#### [Directions for this task]
Sort through the data and copy the lines holding the word "during".

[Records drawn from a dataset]
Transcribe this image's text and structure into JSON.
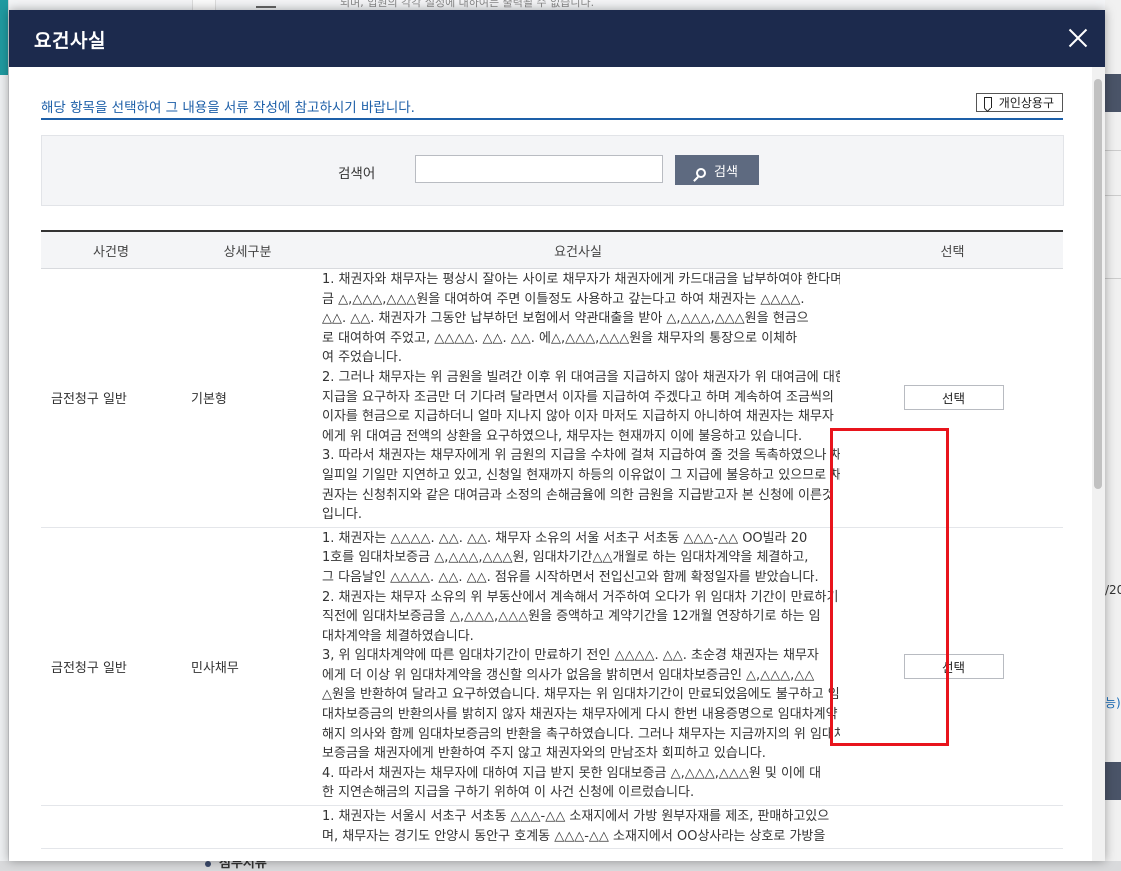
{
  "background": {
    "top_note": "되며, 입원의 각각 설정에 대하여는 출력될 수 없습니다.",
    "right_partial_date": "/20",
    "right_partial_link": "능)",
    "bottom_section": "첨부서류"
  },
  "modal": {
    "title": "요건사실",
    "close_icon": "close-icon",
    "guide_text": "해당 항목을 선택하여 그 내용을 서류 작성에 참고하시기 바랍니다.",
    "personal_button": "개인상용구",
    "search": {
      "label": "검색어",
      "value": "",
      "placeholder": "",
      "button": "검색"
    },
    "table": {
      "headers": [
        "사건명",
        "상세구분",
        "요건사실",
        "선택"
      ],
      "rows": [
        {
          "case": "금전청구 일반",
          "detail": "기본형",
          "select": "선택",
          "fact_lines": [
            "1. 채권자와 채무자는 평상시 잘아는 사이로 채무자가 채권자에게 카드대금을 납부하여야 한다며",
            "금 △,△△△,△△△원을 대여하여 주면 이틀정도 사용하고 갚는다고 하여 채권자는 △△△△.",
            "△△. △△. 채권자가 그동안 납부하던 보험에서 약관대출을 받아 △,△△△,△△△원을 현금으",
            "로 대여하여 주었고, △△△△. △△. △△. 에△,△△△,△△△원을 채무자의 통장으로 이체하",
            "여 주었습니다.",
            "2. 그러나 채무자는 위 금원을 빌려간 이후 위 대여금을 지급하지 않아 채권자가 위 대여금에 대한",
            "지급을 요구하자 조금만 더 기다려 달라면서 이자를 지급하여 주겠다고 하며 계속하여 조금씩의",
            "이자를 현금으로 지급하더니 얼마 지나지 않아 이자 마저도 지급하지 아니하여 채권자는 채무자",
            "에게 위 대여금 전액의 상환을 요구하였으나, 채무자는 현재까지 이에 불응하고 있습니다.",
            "3. 따라서 채권자는 채무자에게 위 금원의 지급을 수차에 걸쳐 지급하여 줄 것을 독촉하였으나 채",
            "일피일 기일만 지연하고 있고, 신청일 현재까지 하등의 이유없이 그 지급에 불응하고 있으므로 채",
            "권자는 신청취지와 같은 대여금과 소정의 손해금율에 의한 금원을 지급받고자 본 신청에 이른것",
            "입니다."
          ]
        },
        {
          "case": "금전청구 일반",
          "detail": "민사채무",
          "select": "선택",
          "fact_lines": [
            "1. 채권자는 △△△△. △△. △△. 채무자 소유의 서울 서초구 서초동 △△△-△△ OO빌라 20",
            "1호를 임대차보증금 △,△△△,△△△원, 임대차기간△△개월로 하는 임대차계약을 체결하고,",
            "그 다음날인 △△△△. △△. △△. 점유를 시작하면서 전입신고와 함께 확정일자를 받았습니다.",
            "2. 채권자는 채무자 소유의 위 부동산에서 계속해서 거주하여 오다가 위 임대차 기간이 만료하기",
            "직전에 임대차보증금을 △,△△△,△△△원을 증액하고 계약기간을 12개월 연장하기로 하는 임",
            "대차계약을 체결하였습니다.",
            "3, 위 임대차계약에 따른 임대차기간이 만료하기 전인 △△△△. △△. 초순경 채권자는 채무자",
            "에게 더 이상 위 임대차계약을 갱신할 의사가 없음을 밝히면서 임대차보증금인 △,△△△,△△",
            "△원을 반환하여 달라고 요구하였습니다. 채무자는 위 임대차기간이 만료되었음에도 불구하고 임",
            "대차보증금의 반환의사를 밝히지 않자 채권자는 채무자에게 다시 한번 내용증명으로 임대차계약",
            "해지 의사와 함께 임대차보증금의 반환을 촉구하였습니다. 그러나 채무자는 지금까지의 위 임대차",
            "보증금을 채권자에게 반환하여 주지 않고 채권자와의 만남조차 회피하고 있습니다.",
            "4. 따라서 채권자는 채무자에 대하여 지급 받지 못한 임대보증금 △,△△△,△△△원 및 이에 대",
            "한 지연손해금의 지급을 구하기 위하여 이 사건 신청에 이르렀습니다."
          ]
        },
        {
          "case": "",
          "detail": "",
          "select": "",
          "fact_lines": [
            "1. 채권자는 서울시 서초구 서초동 △△△-△△ 소재지에서 가방 원부자재를 제조, 판매하고있으",
            "며, 채무자는 경기도 안양시 동안구 호계동 △△△-△△ 소재지에서 OO상사라는 상호로 가방을"
          ]
        }
      ]
    }
  }
}
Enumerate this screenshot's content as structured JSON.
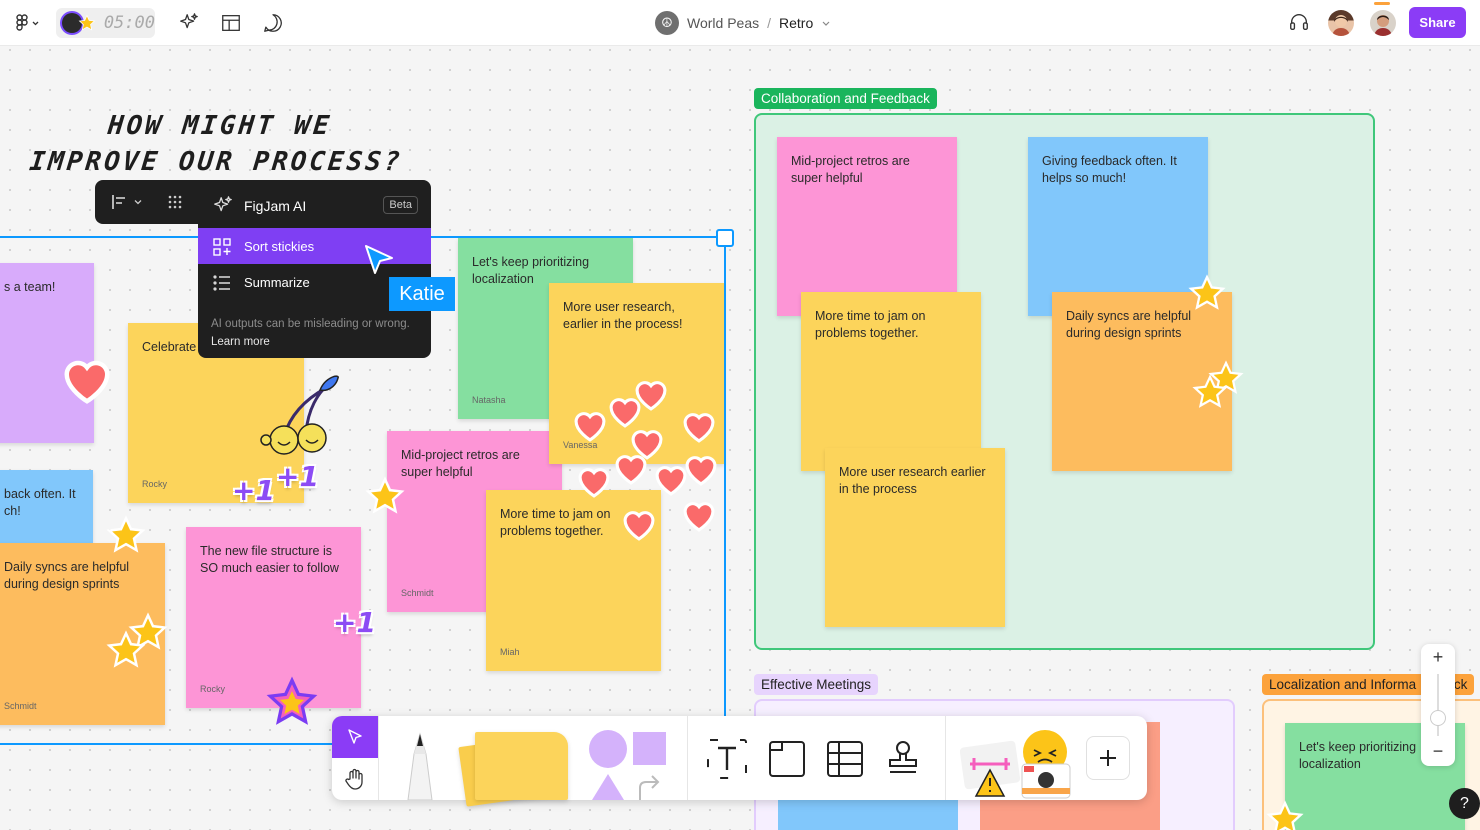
{
  "topbar": {
    "timer": "05:00",
    "file_team": "World Peas",
    "file_separator": "/",
    "file_name": "Retro",
    "share_label": "Share"
  },
  "board": {
    "heading_line1": "HOW MIGHT WE",
    "heading_line2": "IMPROVE OUR PROCESS?",
    "left_stickies": [
      {
        "text": "s a team!",
        "author": ""
      },
      {
        "text": "Celebrate",
        "author": "Rocky"
      },
      {
        "text": "back often. It\nch!",
        "author": ""
      },
      {
        "text": "Daily syncs are helpful during design sprints",
        "author": "Schmidt"
      },
      {
        "text": "The new file structure is SO much easier to follow",
        "author": "Rocky"
      },
      {
        "text": "Mid-project retros are super helpful",
        "author": "Schmidt"
      },
      {
        "text": "More time to jam on problems together.",
        "author": "Miah"
      },
      {
        "text": "Let's keep prioritizing localization",
        "author": "Natasha"
      },
      {
        "text": "More user research, earlier in the process!",
        "author": "Vanessa"
      }
    ],
    "sections": {
      "collab": {
        "label": "Collaboration and Feedback",
        "stickies": [
          {
            "text": "Mid-project retros are super helpful"
          },
          {
            "text": "Giving feedback often. It helps so much!"
          },
          {
            "text": "More time to jam on problems together."
          },
          {
            "text": "Daily syncs are helpful during design sprints"
          },
          {
            "text": "More user research earlier in the process"
          }
        ]
      },
      "meetings": {
        "label": "Effective Meetings"
      },
      "localization": {
        "label": "Localization and Informa",
        "label_tail": "Track",
        "sticky": "Let's keep prioritizing localization"
      }
    },
    "plus_one": "+1"
  },
  "ai_menu": {
    "title": "FigJam AI",
    "badge": "Beta",
    "items": [
      "Sort stickies",
      "Summarize"
    ],
    "note": "AI outputs can be misleading or wrong.",
    "learn_more": "Learn more"
  },
  "cursor_user": "Katie",
  "zoom": {
    "in": "+",
    "out": "−"
  },
  "help": "?",
  "colors": {
    "accent": "#8b3cf6",
    "selection": "#0d99ff",
    "collab_section": "#1ab55c",
    "meetings_section": "#d3b4fb",
    "localization_section": "#fca23b"
  },
  "icons": [
    "figma-logo-icon",
    "sparkle-icon",
    "layout-icon",
    "comment-icon",
    "headphones-icon",
    "align-icon",
    "grid-icon",
    "sort-icon",
    "list-icon",
    "cursor-icon",
    "hand-icon",
    "pen-icon",
    "shape-icon",
    "text-icon",
    "section-icon",
    "table-icon",
    "stamp-icon",
    "plus-icon",
    "star-icon",
    "heart-icon",
    "cherry-icon"
  ]
}
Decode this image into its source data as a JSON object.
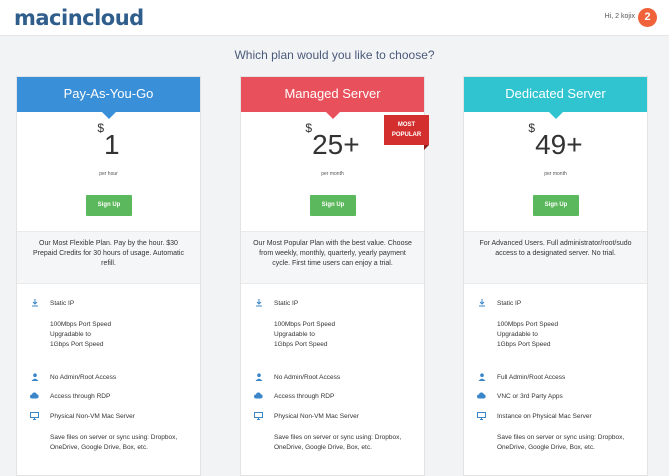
{
  "header": {
    "logo": "macincloud",
    "greeting": "Hi, 2 kojix",
    "notification_count": "2"
  },
  "question": "Which plan would you like to choose?",
  "plans": [
    {
      "name": "Pay-As-You-Go",
      "color": "#3a8fd9",
      "currency": "$",
      "price": "1",
      "per": "per hour",
      "signup": "Sign Up",
      "description": "Our Most Flexible Plan. Pay by the hour. $30 Prepaid Credits for 30 hours of usage. Automatic refill.",
      "features": {
        "f1": "Static IP",
        "speed1": "100Mbps Port Speed",
        "speed2": "Upgradable to",
        "speed3": "1Gbps Port Speed",
        "f2": "No Admin/Root Access",
        "f3": "Access through RDP",
        "f4": "Physical Non-VM Mac Server",
        "save": "Save files on server or sync using: Dropbox, OneDrive, Google Drive, Box, etc."
      }
    },
    {
      "name": "Managed Server",
      "color": "#e8505b",
      "currency": "$",
      "price": "25+",
      "per": "per month",
      "signup": "Sign Up",
      "badge": "MOST POPULAR",
      "description": "Our Most Popular Plan with the best value. Choose from weekly, monthly, quarterly, yearly payment cycle. First time users can enjoy a trial.",
      "features": {
        "f1": "Static IP",
        "speed1": "100Mbps Port Speed",
        "speed2": "Upgradable to",
        "speed3": "1Gbps Port Speed",
        "f2": "No Admin/Root Access",
        "f3": "Access through RDP",
        "f4": "Physical Non-VM Mac Server",
        "save": "Save files on server or sync using: Dropbox, OneDrive, Google Drive, Box, etc."
      }
    },
    {
      "name": "Dedicated Server",
      "color": "#2fc4cf",
      "currency": "$",
      "price": "49+",
      "per": "per month",
      "signup": "Sign Up",
      "description": "For Advanced Users. Full administrator/root/sudo access to a designated server. No trial.",
      "features": {
        "f1": "Static IP",
        "speed1": "100Mbps Port Speed",
        "speed2": "Upgradable to",
        "speed3": "1Gbps Port Speed",
        "f2": "Full Admin/Root Access",
        "f3": "VNC or 3rd Party Apps",
        "f4": "Instance on Physical Mac Server",
        "save": "Save files on server or sync using: Dropbox, OneDrive, Google Drive, Box, etc."
      }
    }
  ],
  "icons": {
    "static_ip": "download-icon",
    "admin": "user-icon",
    "access": "cloud-icon",
    "server": "monitor-icon"
  }
}
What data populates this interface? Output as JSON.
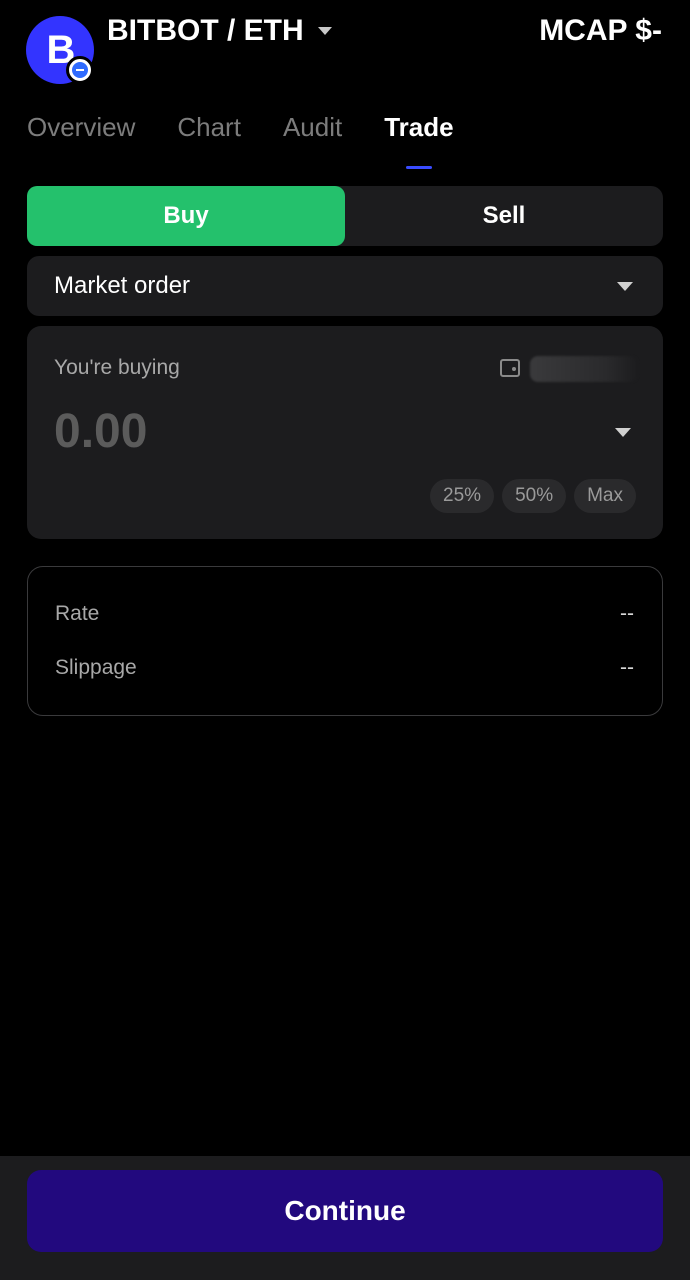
{
  "header": {
    "logo_letter": "B",
    "pair": "BITBOT / ETH",
    "mcap": "MCAP $-"
  },
  "tabs": [
    {
      "label": "Overview",
      "active": false
    },
    {
      "label": "Chart",
      "active": false
    },
    {
      "label": "Audit",
      "active": false
    },
    {
      "label": "Trade",
      "active": true
    }
  ],
  "trade": {
    "buy_label": "Buy",
    "sell_label": "Sell",
    "order_type": "Market order",
    "amount_label": "You're buying",
    "amount_placeholder": "0.00",
    "percent_options": [
      "25%",
      "50%",
      "Max"
    ]
  },
  "info": {
    "rate_label": "Rate",
    "rate_value": "--",
    "slippage_label": "Slippage",
    "slippage_value": "--"
  },
  "footer": {
    "continue_label": "Continue"
  },
  "colors": {
    "buy_green": "#24c16c",
    "accent_blue": "#3334ff",
    "continue_purple": "#22097e"
  },
  "icons": [
    "chevron-down-icon",
    "wallet-icon",
    "chain-badge-icon"
  ]
}
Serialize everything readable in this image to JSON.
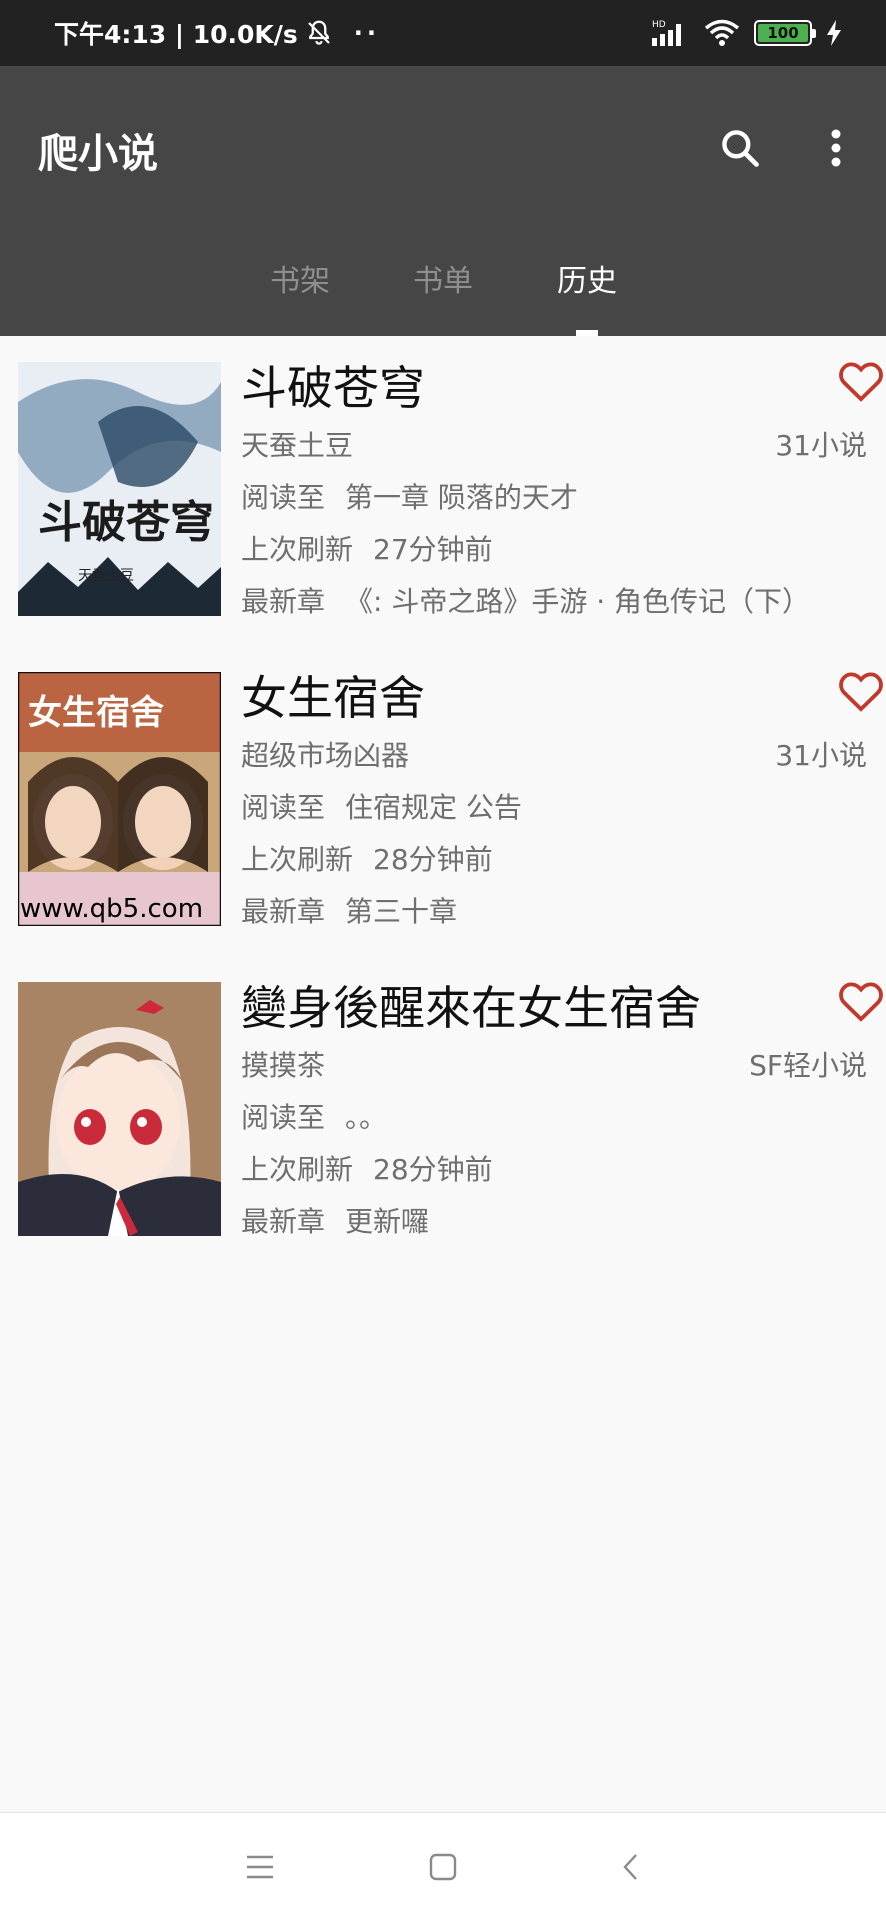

#### [Response to this task]
        "text": "Daily syncs are helpful during design sprints",
            "text": "Daily syncs are helpful during design sprints"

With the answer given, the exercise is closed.